The Nobel Peace Prize

In Leipzig, Heisenberg began to instruct students in 1927. In partnership with Dirac, Jordan, Wolfgang Pauli, and others, he started a research program to create a quantum field theory, fusing quantum mechanics and relativity theory to comprehend the interaction of particles and (force) fields. After the neutron was discovered in 1932, Heisenberg continued to work on the theory of the atomic nucleus, developing a proton-neutron interaction model that served as an early description of what would later be known as the strong force. The 1933 winners and the 1932 Nobel Prize for Physics were not officially announced until November 1933. Heisenberg received the physics prize in 1932, and Schrödinger and Dirac received the physics prize jointly in 1933.

NSDAP and Heisenberg

1933 saw the rise to power of the National Socialist German Workers’ Party (Nazi Party), the same year that Heisenberg was awarded the Nobel Prize.

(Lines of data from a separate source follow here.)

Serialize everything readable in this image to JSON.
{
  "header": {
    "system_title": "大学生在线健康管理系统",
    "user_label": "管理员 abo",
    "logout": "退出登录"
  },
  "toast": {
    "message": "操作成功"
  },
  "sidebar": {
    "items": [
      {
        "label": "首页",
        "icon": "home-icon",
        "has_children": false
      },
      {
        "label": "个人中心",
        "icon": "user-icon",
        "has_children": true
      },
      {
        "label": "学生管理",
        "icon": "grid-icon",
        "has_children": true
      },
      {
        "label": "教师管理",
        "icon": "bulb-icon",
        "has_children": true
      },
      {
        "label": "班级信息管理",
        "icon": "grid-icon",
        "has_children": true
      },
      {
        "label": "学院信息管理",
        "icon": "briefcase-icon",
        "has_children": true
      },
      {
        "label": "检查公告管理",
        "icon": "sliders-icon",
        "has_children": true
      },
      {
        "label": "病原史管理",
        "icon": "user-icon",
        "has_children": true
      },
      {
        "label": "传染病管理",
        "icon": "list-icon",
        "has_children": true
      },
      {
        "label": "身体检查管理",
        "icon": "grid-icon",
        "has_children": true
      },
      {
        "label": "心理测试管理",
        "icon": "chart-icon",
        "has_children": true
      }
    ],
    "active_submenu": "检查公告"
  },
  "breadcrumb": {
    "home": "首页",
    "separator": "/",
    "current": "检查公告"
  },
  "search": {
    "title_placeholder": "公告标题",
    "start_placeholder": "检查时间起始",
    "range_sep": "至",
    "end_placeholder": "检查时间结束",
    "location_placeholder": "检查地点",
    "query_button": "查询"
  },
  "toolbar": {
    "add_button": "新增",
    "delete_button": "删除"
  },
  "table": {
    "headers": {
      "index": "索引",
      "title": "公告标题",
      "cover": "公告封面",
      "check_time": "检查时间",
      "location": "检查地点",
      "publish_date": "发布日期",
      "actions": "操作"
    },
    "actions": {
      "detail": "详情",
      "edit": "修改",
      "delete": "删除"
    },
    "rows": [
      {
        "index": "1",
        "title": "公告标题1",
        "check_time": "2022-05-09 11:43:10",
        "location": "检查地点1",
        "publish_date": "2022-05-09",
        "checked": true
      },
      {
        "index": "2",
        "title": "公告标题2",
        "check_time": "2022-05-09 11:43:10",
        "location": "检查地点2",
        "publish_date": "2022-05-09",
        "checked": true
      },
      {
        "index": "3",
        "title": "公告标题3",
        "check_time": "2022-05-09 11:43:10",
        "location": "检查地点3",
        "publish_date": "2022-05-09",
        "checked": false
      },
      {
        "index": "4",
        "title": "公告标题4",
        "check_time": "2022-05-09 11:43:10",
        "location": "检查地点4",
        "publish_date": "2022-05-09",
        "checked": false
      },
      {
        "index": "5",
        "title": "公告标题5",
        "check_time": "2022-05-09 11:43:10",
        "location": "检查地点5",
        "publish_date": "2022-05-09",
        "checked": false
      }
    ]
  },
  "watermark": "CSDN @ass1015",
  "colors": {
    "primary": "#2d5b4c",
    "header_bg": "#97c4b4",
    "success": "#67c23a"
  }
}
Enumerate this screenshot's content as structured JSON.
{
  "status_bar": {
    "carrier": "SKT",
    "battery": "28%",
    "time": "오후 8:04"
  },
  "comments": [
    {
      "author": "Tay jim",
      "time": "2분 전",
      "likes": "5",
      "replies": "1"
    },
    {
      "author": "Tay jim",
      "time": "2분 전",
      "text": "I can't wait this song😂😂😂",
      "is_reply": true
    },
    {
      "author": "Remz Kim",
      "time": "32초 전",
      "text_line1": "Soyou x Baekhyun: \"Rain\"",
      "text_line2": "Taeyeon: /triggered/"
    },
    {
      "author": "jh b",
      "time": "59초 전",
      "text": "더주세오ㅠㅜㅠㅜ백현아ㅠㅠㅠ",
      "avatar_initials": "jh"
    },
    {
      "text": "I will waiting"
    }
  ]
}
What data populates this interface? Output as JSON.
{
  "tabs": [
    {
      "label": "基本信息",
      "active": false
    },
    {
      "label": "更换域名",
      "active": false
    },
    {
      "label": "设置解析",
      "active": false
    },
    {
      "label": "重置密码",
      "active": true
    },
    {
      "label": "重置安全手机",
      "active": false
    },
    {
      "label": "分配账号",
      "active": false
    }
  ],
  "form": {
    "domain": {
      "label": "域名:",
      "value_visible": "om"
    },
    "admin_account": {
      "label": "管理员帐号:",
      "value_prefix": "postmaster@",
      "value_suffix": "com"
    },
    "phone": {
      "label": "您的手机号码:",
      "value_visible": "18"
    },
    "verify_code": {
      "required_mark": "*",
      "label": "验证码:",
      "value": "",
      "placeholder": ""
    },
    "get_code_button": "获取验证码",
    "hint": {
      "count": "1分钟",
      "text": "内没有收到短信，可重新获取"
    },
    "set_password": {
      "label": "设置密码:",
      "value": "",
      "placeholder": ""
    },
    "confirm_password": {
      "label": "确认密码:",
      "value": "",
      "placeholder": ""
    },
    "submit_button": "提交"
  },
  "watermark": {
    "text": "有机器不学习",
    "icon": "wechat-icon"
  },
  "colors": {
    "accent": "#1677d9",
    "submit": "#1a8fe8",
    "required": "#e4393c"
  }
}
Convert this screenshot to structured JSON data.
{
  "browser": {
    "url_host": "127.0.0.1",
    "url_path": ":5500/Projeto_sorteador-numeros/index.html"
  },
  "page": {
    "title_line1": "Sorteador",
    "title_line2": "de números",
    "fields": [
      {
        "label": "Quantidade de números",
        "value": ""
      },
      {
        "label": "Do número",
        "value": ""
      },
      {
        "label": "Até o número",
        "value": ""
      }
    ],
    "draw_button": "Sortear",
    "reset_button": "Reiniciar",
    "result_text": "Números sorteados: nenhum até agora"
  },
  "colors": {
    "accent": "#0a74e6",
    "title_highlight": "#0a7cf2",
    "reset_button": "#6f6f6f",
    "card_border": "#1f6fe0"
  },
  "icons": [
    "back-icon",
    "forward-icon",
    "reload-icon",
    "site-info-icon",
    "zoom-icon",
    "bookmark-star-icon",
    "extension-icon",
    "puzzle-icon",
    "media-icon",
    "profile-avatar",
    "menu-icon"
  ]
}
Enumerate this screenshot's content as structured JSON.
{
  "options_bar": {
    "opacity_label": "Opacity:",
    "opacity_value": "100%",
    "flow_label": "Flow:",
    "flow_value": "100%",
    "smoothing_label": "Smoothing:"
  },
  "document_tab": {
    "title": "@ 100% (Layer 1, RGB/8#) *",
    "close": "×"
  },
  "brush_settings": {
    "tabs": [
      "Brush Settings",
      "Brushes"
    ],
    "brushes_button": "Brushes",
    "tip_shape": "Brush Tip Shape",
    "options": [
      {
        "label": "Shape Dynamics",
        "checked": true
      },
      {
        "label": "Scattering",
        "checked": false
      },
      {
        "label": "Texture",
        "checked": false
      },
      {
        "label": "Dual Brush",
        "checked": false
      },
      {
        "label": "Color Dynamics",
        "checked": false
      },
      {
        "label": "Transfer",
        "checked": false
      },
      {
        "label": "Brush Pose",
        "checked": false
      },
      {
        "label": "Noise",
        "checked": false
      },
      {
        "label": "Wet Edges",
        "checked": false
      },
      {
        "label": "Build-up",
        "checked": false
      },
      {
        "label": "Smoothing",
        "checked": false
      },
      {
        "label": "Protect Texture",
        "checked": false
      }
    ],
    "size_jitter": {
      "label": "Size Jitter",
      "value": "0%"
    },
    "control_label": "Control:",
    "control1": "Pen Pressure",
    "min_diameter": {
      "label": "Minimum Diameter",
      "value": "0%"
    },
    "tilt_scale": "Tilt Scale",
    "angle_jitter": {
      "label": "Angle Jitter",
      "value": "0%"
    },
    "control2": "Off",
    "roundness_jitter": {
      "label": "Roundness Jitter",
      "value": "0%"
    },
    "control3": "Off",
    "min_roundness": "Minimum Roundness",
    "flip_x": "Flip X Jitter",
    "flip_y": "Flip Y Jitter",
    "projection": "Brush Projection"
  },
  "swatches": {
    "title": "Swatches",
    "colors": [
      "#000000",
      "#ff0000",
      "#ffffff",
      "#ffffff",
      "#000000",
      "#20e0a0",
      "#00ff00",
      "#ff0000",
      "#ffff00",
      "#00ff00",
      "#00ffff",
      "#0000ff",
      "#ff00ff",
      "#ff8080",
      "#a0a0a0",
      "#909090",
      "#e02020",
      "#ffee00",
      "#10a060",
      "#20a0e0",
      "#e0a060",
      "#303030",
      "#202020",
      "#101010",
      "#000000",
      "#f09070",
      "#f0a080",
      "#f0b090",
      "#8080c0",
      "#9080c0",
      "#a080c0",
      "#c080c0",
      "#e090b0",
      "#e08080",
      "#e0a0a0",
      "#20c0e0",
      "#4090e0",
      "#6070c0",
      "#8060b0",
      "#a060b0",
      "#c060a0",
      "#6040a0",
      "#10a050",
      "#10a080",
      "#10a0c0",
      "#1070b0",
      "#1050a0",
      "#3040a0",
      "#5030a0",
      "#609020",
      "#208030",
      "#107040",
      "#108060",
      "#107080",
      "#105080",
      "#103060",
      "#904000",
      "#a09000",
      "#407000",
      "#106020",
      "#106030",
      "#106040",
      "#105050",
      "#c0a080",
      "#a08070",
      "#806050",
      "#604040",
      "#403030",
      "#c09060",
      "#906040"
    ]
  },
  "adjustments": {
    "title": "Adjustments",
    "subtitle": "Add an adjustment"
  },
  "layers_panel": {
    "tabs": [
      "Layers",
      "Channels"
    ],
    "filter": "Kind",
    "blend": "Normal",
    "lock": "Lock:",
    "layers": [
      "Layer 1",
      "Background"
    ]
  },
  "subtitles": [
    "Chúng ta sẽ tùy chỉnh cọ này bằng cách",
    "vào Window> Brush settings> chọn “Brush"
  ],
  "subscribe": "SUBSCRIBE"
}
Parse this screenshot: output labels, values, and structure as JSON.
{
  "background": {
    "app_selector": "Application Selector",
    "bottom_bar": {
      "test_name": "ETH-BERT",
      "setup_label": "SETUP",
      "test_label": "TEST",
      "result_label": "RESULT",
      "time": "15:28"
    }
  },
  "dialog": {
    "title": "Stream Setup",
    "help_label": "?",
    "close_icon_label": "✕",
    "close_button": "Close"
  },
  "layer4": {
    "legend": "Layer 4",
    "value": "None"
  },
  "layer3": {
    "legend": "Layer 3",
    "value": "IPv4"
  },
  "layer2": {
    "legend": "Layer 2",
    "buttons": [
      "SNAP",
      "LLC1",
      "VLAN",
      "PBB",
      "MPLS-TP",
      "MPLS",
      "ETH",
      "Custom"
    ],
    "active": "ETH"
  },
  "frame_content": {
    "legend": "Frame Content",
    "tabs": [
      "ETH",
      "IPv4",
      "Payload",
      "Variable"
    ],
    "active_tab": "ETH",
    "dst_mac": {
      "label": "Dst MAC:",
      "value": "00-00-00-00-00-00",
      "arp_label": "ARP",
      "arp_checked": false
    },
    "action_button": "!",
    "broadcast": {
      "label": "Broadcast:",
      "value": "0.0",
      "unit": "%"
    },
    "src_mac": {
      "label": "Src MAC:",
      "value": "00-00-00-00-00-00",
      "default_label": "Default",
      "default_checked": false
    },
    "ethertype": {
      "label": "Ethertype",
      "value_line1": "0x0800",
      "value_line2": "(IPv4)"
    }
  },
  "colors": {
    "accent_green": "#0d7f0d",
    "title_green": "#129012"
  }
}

Nazi policies banning “non-Aryans” or those thought to be politically “unreliable” from the civil service caused a number of professors and academics to be fired or resign, including, for example, Born, Einstein, and Schrödinger as well as several of Heisenberg’s Leipzig students and coworkers. Heisenberg’s response was mainly quiet interventions within the bureaucracy rather than overt public protest, with the hope that the Nazi regime or its most extreme manifestations would not last for very long.

Second World War

Since nuclear fission was discovered, the atomic nucleus has been the subject of much debate. After Germany invaded Poland in 1939, the Army Weapons Bureau hired Heisenberg to work on the nuclear energy problem. After initially commuting between Leipzig and the Kaiser Wilhelm Institute (KWI) for Physics in Berlin and, after 1942, serving as the latter organization’s director, Heisenberg assumed a leading position in Germany’s nuclear research.

As a result of the Nazi setting, this role has caused a great deal of controversy. The research team led by Heisenberg was, of course, unable to build a reactor or an atomic bomb. While some explanations have portrayed Heisenberg as merely incompetent, others have contended that he deliberately sabotaged or delayed the effort. It is clear in hindsight that significant mistakes were made at various points throughout the research. It is also evident that the German nuclear weapons program as a whole lacked the same level of zeal that distinguished the Manhattan Project in the United States. But factors outside of Heisenberg’s direct control had a larger impact on the result.

Related Posts

Donald Trump – Best Guide in 2023

Barack Obama – Best Guide in 2023

George Washington – Best Guide in 2023

Leave a Comment